If you’re working with a bad credit auto lender (a subprime lender), you’re likely to be asked to have a down payment of at least $1,000 or 10% of the vehicle’s selling price.

Again, down payments can be hard to save for. Luckily, you can use trade-in equity to help cover all, or part of, the down payment amount, since it doesn’t have to be all cash.

Better Ways to Raise a Down Payment

Instead of running up a balance on a credit card, there are other methods you should explore first.

  • Trade in your previous vehicle. If you have a car that you currently own, it is worth having the dealer take a look at it, even if it isn't in the best shape. You never know, it may just be enough to cover a minimum down payment requirement.
  • Do you need that car right now? Don't let that available credit go to your head. Is it possible to wait a few weeks longer and take that extra time to save up the funds for a down payment? Using that credit card has a bigger potential to cost you more in the long run than having a little patience.
  • Is there a friend or family member that can help you? If you know someone who has the ability to lend you a small amount to cover a minimum payment in order to get auto loan approval, you might be able to work out an arrangement with them to pay back the loan with minimal interest.

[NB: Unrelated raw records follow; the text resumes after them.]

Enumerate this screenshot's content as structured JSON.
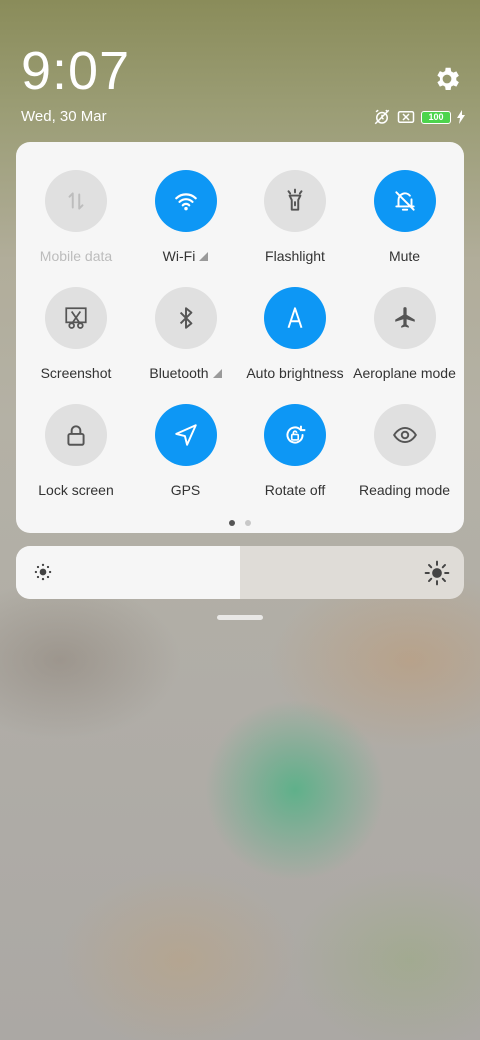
{
  "header": {
    "time": "9:07",
    "date": "Wed, 30 Mar",
    "battery_level": "100",
    "icons": [
      "alarm-off-icon",
      "no-sim-icon",
      "battery-icon",
      "charging-icon",
      "gear-icon"
    ]
  },
  "tiles": [
    {
      "label": "Mobile data",
      "state": "disabled",
      "icon": "mobile-data-icon"
    },
    {
      "label": "Wi-Fi",
      "state": "on",
      "icon": "wifi-icon",
      "expand": true
    },
    {
      "label": "Flashlight",
      "state": "off",
      "icon": "flashlight-icon"
    },
    {
      "label": "Mute",
      "state": "on",
      "icon": "bell-off-icon"
    },
    {
      "label": "Screenshot",
      "state": "off",
      "icon": "scissors-icon"
    },
    {
      "label": "Bluetooth",
      "state": "off",
      "icon": "bluetooth-icon",
      "expand": true
    },
    {
      "label": "Auto brightness",
      "state": "on",
      "icon": "letter-a-icon"
    },
    {
      "label": "Aeroplane mode",
      "state": "off",
      "icon": "airplane-icon"
    },
    {
      "label": "Lock screen",
      "state": "off",
      "icon": "lock-icon"
    },
    {
      "label": "GPS",
      "state": "on",
      "icon": "location-arrow-icon"
    },
    {
      "label": "Rotate off",
      "state": "on",
      "icon": "rotate-lock-icon"
    },
    {
      "label": "Reading mode",
      "state": "off",
      "icon": "eye-icon"
    }
  ],
  "pagination": {
    "pages": 2,
    "current": 1
  },
  "brightness": {
    "level": 0.5
  },
  "colors": {
    "accent": "#0d97f5",
    "tile_off": "#e0e0e0",
    "panel": "#f6f6f6"
  }
}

There Is Another Choice

While this may not be the answer that everyone wants to hear, saving up the cash for a down payment is one of the best things you can do to start your auto loan off on the right foot. With a large down payment, you’re lowering the amount you’re financing which saves you money down the line, while also lowering your monthly car payment.

Rushing into an auto loan with a credit card instead of a trade-in or cash probably won’t save you any money over the course of your car loan. Vehicles are big purchases, so take your time, look for the right lender, work on your credit, and save up a little each month for a down payment that benefits you in the future.

While meeting a down payment may be one of the most difficult things to do, another hurdle to overcome is finding a lender that can work with you if you have bad credit. Many traditional auto lenders turn away borrowers with less-than-perfect credit scores – enter subprime lenders! These lenders work through a dealership’s special finance department, and they work with all types of borrowers.

If you think an auto loan isn't a possibility for you, think again! Auto Credit Express wants to find you a car dealer. We know that not everyone is able to financially prepare for a sudden replacement of a vehicle, and we have a network of dealers who specialize in situations like yours.